Return every line of the data below exactly, but do not include the images.

**Records shown:**

# # #

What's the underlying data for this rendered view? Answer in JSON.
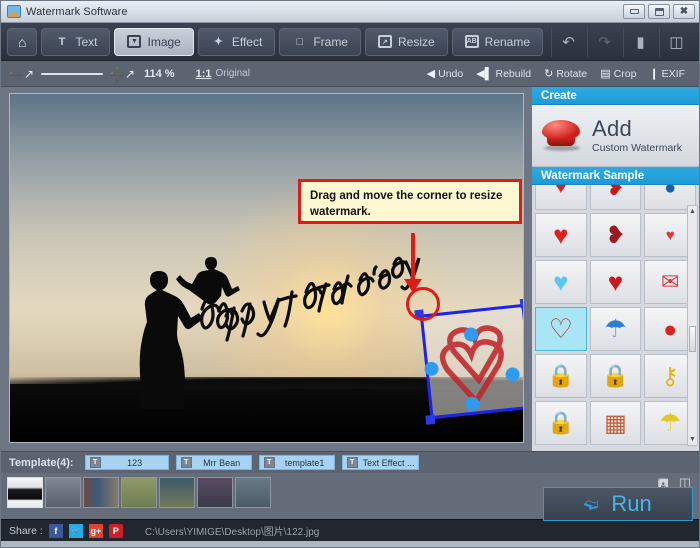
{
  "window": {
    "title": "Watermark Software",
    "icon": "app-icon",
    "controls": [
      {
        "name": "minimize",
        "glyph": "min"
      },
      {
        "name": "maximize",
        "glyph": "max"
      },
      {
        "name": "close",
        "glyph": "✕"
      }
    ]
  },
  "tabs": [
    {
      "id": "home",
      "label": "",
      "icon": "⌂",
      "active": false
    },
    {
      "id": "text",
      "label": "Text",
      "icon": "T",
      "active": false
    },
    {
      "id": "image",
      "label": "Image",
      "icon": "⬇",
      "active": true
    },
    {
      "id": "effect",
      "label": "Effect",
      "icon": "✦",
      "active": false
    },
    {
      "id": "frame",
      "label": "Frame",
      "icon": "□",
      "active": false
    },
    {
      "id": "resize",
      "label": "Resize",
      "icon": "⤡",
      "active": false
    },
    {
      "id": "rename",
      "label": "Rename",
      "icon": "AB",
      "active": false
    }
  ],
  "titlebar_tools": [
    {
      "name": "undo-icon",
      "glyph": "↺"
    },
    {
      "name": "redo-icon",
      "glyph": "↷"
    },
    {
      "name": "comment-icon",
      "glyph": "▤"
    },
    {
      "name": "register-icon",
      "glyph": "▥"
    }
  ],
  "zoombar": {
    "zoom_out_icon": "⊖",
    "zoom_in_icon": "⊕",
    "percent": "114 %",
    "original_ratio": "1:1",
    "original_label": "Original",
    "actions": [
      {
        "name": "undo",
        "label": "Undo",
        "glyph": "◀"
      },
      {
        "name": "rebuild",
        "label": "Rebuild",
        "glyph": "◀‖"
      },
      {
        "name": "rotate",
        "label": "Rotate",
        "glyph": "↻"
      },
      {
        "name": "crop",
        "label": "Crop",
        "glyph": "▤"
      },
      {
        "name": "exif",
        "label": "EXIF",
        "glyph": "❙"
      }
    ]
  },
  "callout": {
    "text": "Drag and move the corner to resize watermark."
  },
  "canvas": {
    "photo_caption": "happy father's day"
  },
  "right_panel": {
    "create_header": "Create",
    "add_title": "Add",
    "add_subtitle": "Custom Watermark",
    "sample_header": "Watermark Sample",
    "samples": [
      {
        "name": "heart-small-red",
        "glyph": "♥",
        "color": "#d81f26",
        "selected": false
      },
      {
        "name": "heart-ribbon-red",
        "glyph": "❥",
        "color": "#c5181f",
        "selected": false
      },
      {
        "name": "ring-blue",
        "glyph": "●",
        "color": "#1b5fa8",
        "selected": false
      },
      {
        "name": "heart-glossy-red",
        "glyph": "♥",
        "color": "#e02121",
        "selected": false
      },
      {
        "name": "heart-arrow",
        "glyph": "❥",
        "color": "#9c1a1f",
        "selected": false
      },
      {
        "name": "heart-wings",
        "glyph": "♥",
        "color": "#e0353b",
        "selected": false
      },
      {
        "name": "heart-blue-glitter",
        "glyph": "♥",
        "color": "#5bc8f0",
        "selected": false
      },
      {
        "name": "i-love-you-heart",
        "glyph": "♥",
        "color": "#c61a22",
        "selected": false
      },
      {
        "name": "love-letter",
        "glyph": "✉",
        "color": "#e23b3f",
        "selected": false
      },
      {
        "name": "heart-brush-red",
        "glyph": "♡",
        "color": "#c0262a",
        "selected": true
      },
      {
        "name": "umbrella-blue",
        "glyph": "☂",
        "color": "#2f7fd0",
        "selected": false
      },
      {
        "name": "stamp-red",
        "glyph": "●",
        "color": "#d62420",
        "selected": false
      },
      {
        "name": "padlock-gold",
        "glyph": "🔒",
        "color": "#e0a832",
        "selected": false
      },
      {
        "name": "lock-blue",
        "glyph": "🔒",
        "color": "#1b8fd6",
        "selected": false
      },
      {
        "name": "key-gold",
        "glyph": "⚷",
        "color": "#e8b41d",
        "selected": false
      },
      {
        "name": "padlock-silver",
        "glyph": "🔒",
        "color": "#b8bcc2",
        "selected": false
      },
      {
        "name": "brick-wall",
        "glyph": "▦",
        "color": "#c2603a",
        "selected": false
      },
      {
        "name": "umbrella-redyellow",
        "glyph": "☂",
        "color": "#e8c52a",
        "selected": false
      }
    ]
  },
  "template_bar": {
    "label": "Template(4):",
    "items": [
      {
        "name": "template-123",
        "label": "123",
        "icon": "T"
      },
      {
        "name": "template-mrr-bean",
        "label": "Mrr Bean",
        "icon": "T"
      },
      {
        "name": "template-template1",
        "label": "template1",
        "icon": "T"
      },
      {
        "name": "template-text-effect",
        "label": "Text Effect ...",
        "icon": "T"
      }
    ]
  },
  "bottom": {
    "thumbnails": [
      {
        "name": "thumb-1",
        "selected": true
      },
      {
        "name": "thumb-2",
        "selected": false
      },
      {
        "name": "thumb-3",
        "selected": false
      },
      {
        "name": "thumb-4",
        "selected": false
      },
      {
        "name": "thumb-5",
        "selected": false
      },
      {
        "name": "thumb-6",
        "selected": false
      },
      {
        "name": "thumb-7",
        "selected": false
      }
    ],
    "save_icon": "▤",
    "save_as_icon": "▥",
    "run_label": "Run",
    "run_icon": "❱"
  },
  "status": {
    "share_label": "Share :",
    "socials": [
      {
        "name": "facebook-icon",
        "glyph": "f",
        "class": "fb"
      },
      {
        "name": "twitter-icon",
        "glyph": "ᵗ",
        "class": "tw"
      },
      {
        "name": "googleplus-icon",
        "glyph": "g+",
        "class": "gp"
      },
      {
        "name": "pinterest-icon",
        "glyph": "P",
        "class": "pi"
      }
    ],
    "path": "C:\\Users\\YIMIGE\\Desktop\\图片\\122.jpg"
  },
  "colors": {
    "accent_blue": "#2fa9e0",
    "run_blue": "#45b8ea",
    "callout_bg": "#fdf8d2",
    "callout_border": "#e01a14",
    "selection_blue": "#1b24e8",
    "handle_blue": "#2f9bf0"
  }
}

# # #

**Written response:**
What's the underlying data for this rendered view? Answer in JSON.
{
  "window": {
    "title": "Watermark Software",
    "icon": "app-icon",
    "controls": [
      {
        "name": "minimize",
        "glyph": "min"
      },
      {
        "name": "maximize",
        "glyph": "max"
      },
      {
        "name": "close",
        "glyph": "✕"
      }
    ]
  },
  "tabs": [
    {
      "id": "home",
      "label": "",
      "icon": "⌂",
      "active": false
    },
    {
      "id": "text",
      "label": "Text",
      "icon": "T",
      "active": false
    },
    {
      "id": "image",
      "label": "Image",
      "icon": "⬇",
      "active": true
    },
    {
      "id": "effect",
      "label": "Effect",
      "icon": "✦",
      "active": false
    },
    {
      "id": "frame",
      "label": "Frame",
      "icon": "□",
      "active": false
    },
    {
      "id": "resize",
      "label": "Resize",
      "icon": "⤡",
      "active": false
    },
    {
      "id": "rename",
      "label": "Rename",
      "icon": "AB",
      "active": false
    }
  ],
  "titlebar_tools": [
    {
      "name": "undo-icon",
      "glyph": "↺"
    },
    {
      "name": "redo-icon",
      "glyph": "↷"
    },
    {
      "name": "comment-icon",
      "glyph": "▤"
    },
    {
      "name": "register-icon",
      "glyph": "▥"
    }
  ],
  "zoombar": {
    "zoom_out_icon": "⊖",
    "zoom_in_icon": "⊕",
    "percent": "114 %",
    "original_ratio": "1:1",
    "original_label": "Original",
    "actions": [
      {
        "name": "undo",
        "label": "Undo",
        "glyph": "◀"
      },
      {
        "name": "rebuild",
        "label": "Rebuild",
        "glyph": "◀‖"
      },
      {
        "name": "rotate",
        "label": "Rotate",
        "glyph": "↻"
      },
      {
        "name": "crop",
        "label": "Crop",
        "glyph": "▤"
      },
      {
        "name": "exif",
        "label": "EXIF",
        "glyph": "❙"
      }
    ]
  },
  "callout": {
    "text": "Drag and move the corner to resize watermark."
  },
  "canvas": {
    "photo_caption": "happy father's day"
  },
  "right_panel": {
    "create_header": "Create",
    "add_title": "Add",
    "add_subtitle": "Custom Watermark",
    "sample_header": "Watermark Sample",
    "samples": [
      {
        "name": "heart-small-red",
        "glyph": "♥",
        "color": "#d81f26",
        "selected": false
      },
      {
        "name": "heart-ribbon-red",
        "glyph": "❥",
        "color": "#c5181f",
        "selected": false
      },
      {
        "name": "ring-blue",
        "glyph": "●",
        "color": "#1b5fa8",
        "selected": false
      },
      {
        "name": "heart-glossy-red",
        "glyph": "♥",
        "color": "#e02121",
        "selected": false
      },
      {
        "name": "heart-arrow",
        "glyph": "❥",
        "color": "#9c1a1f",
        "selected": false
      },
      {
        "name": "heart-wings",
        "glyph": "♥",
        "color": "#e0353b",
        "selected": false
      },
      {
        "name": "heart-blue-glitter",
        "glyph": "♥",
        "color": "#5bc8f0",
        "selected": false
      },
      {
        "name": "i-love-you-heart",
        "glyph": "♥",
        "color": "#c61a22",
        "selected": false
      },
      {
        "name": "love-letter",
        "glyph": "✉",
        "color": "#e23b3f",
        "selected": false
      },
      {
        "name": "heart-brush-red",
        "glyph": "♡",
        "color": "#c0262a",
        "selected": true
      },
      {
        "name": "umbrella-blue",
        "glyph": "☂",
        "color": "#2f7fd0",
        "selected": false
      },
      {
        "name": "stamp-red",
        "glyph": "●",
        "color": "#d62420",
        "selected": false
      },
      {
        "name": "padlock-gold",
        "glyph": "🔒",
        "color": "#e0a832",
        "selected": false
      },
      {
        "name": "lock-blue",
        "glyph": "🔒",
        "color": "#1b8fd6",
        "selected": false
      },
      {
        "name": "key-gold",
        "glyph": "⚷",
        "color": "#e8b41d",
        "selected": false
      },
      {
        "name": "padlock-silver",
        "glyph": "🔒",
        "color": "#b8bcc2",
        "selected": false
      },
      {
        "name": "brick-wall",
        "glyph": "▦",
        "color": "#c2603a",
        "selected": false
      },
      {
        "name": "umbrella-redyellow",
        "glyph": "☂",
        "color": "#e8c52a",
        "selected": false
      }
    ]
  },
  "template_bar": {
    "label": "Template(4):",
    "items": [
      {
        "name": "template-123",
        "label": "123",
        "icon": "T"
      },
      {
        "name": "template-mrr-bean",
        "label": "Mrr Bean",
        "icon": "T"
      },
      {
        "name": "template-template1",
        "label": "template1",
        "icon": "T"
      },
      {
        "name": "template-text-effect",
        "label": "Text Effect ...",
        "icon": "T"
      }
    ]
  },
  "bottom": {
    "thumbnails": [
      {
        "name": "thumb-1",
        "selected": true
      },
      {
        "name": "thumb-2",
        "selected": false
      },
      {
        "name": "thumb-3",
        "selected": false
      },
      {
        "name": "thumb-4",
        "selected": false
      },
      {
        "name": "thumb-5",
        "selected": false
      },
      {
        "name": "thumb-6",
        "selected": false
      },
      {
        "name": "thumb-7",
        "selected": false
      }
    ],
    "save_icon": "▤",
    "save_as_icon": "▥",
    "run_label": "Run",
    "run_icon": "❱"
  },
  "status": {
    "share_label": "Share :",
    "socials": [
      {
        "name": "facebook-icon",
        "glyph": "f",
        "class": "fb"
      },
      {
        "name": "twitter-icon",
        "glyph": "ᵗ",
        "class": "tw"
      },
      {
        "name": "googleplus-icon",
        "glyph": "g+",
        "class": "gp"
      },
      {
        "name": "pinterest-icon",
        "glyph": "P",
        "class": "pi"
      }
    ],
    "path": "C:\\Users\\YIMIGE\\Desktop\\图片\\122.jpg"
  },
  "colors": {
    "accent_blue": "#2fa9e0",
    "run_blue": "#45b8ea",
    "callout_bg": "#fdf8d2",
    "callout_border": "#e01a14",
    "selection_blue": "#1b24e8",
    "handle_blue": "#2f9bf0"
  }
}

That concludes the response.